**Task instructions**
Please tally the lines in the records that include the word "https" and answer with the bare number.

**Material to process**
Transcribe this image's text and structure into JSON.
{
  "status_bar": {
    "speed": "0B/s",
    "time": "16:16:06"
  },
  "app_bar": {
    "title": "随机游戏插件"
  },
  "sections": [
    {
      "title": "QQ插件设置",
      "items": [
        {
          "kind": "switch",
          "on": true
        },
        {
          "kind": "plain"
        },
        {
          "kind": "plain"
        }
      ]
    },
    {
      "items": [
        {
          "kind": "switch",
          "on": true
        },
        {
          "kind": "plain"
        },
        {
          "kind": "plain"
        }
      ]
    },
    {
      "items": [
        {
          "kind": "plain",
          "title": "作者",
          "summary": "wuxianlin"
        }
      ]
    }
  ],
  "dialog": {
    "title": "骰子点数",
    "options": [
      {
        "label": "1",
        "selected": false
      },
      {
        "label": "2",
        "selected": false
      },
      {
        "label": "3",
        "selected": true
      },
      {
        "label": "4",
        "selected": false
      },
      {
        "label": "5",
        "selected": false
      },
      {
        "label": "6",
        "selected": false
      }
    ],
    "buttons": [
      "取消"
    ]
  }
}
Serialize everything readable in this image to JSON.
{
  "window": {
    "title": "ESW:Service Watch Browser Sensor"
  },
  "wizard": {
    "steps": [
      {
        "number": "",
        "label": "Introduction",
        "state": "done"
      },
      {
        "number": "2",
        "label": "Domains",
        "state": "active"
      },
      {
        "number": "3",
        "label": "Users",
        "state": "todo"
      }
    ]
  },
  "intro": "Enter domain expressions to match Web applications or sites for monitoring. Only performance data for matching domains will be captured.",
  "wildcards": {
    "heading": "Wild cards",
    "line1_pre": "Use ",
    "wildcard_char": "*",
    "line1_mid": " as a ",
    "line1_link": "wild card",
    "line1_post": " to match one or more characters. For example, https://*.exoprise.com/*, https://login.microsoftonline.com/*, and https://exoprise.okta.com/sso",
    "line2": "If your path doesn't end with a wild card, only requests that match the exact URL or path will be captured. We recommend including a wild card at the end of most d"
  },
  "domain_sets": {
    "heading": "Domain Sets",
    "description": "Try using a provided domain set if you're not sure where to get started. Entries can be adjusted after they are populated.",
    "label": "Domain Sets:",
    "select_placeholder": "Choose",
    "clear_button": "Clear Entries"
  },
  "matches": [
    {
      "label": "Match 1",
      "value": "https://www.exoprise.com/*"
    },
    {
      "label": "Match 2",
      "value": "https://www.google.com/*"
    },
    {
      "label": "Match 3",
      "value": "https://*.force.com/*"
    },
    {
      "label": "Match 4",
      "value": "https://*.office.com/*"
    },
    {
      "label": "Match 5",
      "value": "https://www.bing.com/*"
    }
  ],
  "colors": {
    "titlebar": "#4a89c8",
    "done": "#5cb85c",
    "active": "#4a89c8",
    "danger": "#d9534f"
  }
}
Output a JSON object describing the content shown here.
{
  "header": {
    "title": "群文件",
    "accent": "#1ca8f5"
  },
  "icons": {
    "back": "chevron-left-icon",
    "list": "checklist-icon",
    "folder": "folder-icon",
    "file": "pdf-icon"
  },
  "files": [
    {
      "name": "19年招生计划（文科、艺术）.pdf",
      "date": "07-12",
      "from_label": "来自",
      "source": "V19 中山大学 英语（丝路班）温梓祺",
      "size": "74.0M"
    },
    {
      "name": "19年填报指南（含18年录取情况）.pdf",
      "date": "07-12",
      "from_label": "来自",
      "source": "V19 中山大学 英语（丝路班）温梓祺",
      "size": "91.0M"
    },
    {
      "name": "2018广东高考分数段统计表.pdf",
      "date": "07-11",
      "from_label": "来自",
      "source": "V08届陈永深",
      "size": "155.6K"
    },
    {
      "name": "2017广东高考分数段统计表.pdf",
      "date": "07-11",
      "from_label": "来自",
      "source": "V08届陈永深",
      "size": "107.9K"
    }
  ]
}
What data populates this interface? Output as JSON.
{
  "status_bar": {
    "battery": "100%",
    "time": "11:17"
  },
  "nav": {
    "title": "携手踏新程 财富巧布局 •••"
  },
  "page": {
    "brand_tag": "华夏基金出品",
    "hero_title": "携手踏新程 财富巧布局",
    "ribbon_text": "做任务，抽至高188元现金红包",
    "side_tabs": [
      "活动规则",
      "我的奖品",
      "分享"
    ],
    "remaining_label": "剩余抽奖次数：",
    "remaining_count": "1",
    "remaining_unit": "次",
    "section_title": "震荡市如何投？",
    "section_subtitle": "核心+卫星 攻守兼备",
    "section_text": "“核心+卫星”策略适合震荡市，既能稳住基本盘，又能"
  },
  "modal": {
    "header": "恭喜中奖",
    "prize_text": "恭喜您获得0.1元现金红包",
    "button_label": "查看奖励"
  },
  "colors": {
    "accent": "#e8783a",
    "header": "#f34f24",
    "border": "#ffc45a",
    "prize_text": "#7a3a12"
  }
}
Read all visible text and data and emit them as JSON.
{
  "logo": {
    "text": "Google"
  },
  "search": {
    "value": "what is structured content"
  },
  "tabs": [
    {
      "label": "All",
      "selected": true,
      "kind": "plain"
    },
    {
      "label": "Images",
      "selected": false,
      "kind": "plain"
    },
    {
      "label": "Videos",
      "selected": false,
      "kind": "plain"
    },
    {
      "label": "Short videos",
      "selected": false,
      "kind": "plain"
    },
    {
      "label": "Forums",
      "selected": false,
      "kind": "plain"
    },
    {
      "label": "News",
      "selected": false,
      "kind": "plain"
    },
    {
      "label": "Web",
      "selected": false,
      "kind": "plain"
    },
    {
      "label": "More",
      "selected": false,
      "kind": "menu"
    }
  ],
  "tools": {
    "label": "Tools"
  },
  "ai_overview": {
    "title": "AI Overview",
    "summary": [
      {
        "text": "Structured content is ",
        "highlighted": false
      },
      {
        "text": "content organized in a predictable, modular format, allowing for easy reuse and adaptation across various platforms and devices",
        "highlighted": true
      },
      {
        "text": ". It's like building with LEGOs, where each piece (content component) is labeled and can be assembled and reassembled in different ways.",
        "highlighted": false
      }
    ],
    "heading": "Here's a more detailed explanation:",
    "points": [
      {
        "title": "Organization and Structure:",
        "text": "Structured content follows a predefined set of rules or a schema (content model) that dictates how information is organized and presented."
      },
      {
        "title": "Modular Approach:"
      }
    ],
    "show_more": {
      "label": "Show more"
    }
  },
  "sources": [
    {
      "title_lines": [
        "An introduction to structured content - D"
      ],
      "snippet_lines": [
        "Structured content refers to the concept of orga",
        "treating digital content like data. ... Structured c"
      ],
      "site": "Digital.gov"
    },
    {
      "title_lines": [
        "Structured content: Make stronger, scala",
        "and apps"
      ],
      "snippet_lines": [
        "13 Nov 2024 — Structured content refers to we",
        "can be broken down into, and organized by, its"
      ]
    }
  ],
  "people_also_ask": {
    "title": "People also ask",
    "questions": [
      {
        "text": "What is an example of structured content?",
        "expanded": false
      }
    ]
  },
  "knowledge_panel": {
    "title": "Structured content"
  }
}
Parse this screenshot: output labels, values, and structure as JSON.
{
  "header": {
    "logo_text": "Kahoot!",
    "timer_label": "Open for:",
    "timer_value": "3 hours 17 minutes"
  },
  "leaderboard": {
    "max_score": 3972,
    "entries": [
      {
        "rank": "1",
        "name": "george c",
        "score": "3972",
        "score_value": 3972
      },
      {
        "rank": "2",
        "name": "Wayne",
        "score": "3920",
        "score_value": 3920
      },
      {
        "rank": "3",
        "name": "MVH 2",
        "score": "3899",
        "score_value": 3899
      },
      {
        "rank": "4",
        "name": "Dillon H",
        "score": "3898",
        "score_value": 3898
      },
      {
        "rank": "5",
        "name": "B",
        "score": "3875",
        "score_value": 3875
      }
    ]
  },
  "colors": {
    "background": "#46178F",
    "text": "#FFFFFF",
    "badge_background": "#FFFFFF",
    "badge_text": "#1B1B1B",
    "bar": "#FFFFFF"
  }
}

**Written reply**
6